The project’s goal was to create a new online brand image for Shark restaurant, combining the fresh, modern spirit of the restaurant with a great user interface for the online shop. Here's how it turned out.
Shark is a famous restaurant in the center of Prato where you can enjoy trendy cocktails along with great fish dishes (there's a bit of everything, ranging from raw to poké and tartare).
All this while sitting in front of the Emperor's Castle, the perfect evening setting.
My brief was to build a customized engine for the site that brings out the restaurant's image and the new multi-product shop.
First of all: Snipcart is a headless engine for e-commerce.

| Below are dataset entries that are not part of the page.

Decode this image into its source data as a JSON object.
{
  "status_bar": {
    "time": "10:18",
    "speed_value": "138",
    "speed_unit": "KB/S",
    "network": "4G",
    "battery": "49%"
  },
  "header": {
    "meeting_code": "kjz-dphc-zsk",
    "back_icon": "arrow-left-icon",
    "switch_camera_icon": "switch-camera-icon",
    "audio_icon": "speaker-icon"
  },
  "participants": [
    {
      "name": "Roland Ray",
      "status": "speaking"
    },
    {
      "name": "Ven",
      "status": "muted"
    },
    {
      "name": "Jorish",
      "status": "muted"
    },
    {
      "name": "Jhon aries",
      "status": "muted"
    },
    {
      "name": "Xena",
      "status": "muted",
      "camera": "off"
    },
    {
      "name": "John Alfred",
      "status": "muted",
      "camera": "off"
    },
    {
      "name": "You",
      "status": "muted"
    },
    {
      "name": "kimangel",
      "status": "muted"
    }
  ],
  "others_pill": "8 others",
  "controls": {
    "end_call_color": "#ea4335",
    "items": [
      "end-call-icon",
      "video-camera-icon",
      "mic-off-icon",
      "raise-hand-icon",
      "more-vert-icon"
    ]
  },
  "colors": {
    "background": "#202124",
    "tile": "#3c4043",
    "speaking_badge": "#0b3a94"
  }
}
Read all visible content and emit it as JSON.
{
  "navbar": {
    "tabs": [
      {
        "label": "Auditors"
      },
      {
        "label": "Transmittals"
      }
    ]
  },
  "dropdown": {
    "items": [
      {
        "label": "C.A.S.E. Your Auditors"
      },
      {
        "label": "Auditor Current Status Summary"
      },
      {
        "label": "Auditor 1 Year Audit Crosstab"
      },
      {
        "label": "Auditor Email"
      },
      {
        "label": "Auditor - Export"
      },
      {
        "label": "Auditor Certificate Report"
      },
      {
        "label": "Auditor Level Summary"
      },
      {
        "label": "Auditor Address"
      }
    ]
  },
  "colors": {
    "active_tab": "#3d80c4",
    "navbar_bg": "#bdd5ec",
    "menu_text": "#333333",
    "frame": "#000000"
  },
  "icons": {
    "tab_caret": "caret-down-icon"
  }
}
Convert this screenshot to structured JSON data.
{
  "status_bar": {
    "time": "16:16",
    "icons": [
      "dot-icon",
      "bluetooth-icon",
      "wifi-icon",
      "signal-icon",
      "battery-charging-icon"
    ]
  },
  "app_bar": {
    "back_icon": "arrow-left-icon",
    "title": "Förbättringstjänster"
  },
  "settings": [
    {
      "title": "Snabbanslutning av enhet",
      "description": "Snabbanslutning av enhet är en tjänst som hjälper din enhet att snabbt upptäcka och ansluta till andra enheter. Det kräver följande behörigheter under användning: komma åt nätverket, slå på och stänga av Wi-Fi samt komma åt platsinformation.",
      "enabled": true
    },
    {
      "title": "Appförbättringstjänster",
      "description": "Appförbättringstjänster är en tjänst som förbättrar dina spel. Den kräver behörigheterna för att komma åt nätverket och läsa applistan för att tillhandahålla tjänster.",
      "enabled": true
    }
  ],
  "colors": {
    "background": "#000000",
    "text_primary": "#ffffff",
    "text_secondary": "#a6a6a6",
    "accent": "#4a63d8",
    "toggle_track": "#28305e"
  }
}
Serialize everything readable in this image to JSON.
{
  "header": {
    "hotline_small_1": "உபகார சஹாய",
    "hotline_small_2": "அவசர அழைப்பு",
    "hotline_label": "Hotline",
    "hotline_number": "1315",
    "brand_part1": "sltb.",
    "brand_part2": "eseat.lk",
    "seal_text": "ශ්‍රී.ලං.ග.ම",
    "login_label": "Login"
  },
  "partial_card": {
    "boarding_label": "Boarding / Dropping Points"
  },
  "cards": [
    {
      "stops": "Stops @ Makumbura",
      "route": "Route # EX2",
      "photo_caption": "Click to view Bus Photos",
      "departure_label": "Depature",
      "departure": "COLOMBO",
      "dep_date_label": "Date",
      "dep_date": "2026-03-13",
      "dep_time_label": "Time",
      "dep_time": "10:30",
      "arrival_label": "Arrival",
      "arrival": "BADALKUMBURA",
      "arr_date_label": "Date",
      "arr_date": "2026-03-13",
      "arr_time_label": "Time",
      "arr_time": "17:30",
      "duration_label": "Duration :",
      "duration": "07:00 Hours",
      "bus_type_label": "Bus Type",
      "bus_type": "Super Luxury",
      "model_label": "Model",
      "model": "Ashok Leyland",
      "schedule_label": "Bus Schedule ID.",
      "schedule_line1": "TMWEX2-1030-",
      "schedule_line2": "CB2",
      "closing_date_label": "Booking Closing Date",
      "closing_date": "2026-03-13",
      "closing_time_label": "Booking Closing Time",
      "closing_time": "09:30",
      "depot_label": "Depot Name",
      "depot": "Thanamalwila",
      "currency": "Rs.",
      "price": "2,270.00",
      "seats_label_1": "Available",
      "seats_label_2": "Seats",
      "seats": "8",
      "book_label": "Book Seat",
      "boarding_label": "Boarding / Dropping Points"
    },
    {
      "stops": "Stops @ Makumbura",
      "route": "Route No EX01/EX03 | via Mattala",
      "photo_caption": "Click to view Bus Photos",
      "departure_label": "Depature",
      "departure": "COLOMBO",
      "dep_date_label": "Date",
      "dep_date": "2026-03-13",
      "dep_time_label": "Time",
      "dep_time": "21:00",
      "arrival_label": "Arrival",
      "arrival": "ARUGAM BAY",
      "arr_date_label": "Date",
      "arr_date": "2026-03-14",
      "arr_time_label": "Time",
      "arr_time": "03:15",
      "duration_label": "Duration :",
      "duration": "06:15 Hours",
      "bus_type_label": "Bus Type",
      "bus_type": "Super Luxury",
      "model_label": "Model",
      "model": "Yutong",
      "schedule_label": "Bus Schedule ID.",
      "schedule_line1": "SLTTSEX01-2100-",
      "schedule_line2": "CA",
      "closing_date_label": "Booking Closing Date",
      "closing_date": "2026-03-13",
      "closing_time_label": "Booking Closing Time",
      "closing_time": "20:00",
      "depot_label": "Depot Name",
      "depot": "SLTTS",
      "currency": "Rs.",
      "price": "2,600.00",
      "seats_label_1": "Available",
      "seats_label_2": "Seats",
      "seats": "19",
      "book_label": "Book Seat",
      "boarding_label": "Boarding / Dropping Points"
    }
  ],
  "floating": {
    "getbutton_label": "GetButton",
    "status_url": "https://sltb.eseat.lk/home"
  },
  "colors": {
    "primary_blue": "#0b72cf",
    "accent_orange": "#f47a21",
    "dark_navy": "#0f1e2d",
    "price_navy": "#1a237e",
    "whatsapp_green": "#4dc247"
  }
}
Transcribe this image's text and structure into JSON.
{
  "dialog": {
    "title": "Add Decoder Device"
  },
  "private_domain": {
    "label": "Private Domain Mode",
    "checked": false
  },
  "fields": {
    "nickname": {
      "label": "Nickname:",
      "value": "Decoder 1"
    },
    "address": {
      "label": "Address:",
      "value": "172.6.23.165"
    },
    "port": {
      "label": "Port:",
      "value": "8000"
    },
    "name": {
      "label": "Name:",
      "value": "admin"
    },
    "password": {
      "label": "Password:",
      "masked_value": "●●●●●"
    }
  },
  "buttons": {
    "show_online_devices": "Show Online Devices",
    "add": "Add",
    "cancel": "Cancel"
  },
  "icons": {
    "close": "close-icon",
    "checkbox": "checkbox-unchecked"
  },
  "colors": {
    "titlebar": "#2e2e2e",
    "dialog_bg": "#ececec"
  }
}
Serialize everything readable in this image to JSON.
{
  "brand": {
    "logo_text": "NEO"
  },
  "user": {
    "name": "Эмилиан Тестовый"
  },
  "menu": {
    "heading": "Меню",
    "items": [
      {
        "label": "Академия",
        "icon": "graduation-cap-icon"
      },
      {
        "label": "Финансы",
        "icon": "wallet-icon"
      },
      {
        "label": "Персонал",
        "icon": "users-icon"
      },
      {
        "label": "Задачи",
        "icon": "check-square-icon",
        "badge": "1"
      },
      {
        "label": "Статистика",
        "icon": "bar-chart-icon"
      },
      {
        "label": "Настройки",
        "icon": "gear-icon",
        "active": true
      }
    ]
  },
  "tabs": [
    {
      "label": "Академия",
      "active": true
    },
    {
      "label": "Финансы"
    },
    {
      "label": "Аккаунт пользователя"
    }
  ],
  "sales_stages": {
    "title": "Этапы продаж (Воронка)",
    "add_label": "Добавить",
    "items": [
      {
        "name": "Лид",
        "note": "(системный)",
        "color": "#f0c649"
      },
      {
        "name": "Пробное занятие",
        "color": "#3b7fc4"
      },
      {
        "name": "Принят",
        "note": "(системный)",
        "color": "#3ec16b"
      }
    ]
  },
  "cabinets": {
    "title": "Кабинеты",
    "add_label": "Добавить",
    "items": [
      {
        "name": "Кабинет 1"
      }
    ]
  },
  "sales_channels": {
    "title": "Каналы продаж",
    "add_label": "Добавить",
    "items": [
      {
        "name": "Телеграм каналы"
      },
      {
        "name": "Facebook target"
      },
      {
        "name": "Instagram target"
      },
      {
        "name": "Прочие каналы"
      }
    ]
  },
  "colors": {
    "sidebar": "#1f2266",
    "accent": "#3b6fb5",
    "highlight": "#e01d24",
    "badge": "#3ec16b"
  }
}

You don't install it, you don't need a database, and you don't have to set it up on your server.
You just need to copy and paste a line of code, and it's immediately ready to use.
The classic e-commerce platforms require the site to be developed in a certain way or use a specific programming language (or templating): too many limits and too many forced choices.
This does not happen with Snipcart. The layout is customizable and the basic integration only requires a few HTML buttons (which pass variables, such as price and size, to Snipcart).
It's a highly flexible tool that allows you to do what you want, offering a variety of secure features.
Obviously, Snipcart is a "global" product, which means it needs to adapt to shops all over the world. It doesn't display "Italian" fields, such as tax code or VAT number, but it allows you to integrate them by developing custom code.
The template part is quite simple. So, if you've reached this page from Google, please note that you can find examples of how to add custom fields to the selling experience in the engine documentation.
And then, there are many other interesting details:
The text on the site (on all pages) can be edited by the customer autonomously through the CMS.
In the menu, the separators between the items have been extrapolated from the "K" of the logo.
The titles of the single pages are colored with a gradient.
The form is headless (powered by Getform!)
With Zapier, instead, I've created automations based on the webhooks sent by Snipcart. So, for example, if the user chooses to subscribe to the newsletter (while placing an order), I can subscribe (or update) them on Mailchimp.
Have you enjoyed the project?
If you want to work together or wish to contact me for further information, you can write me at [email protected]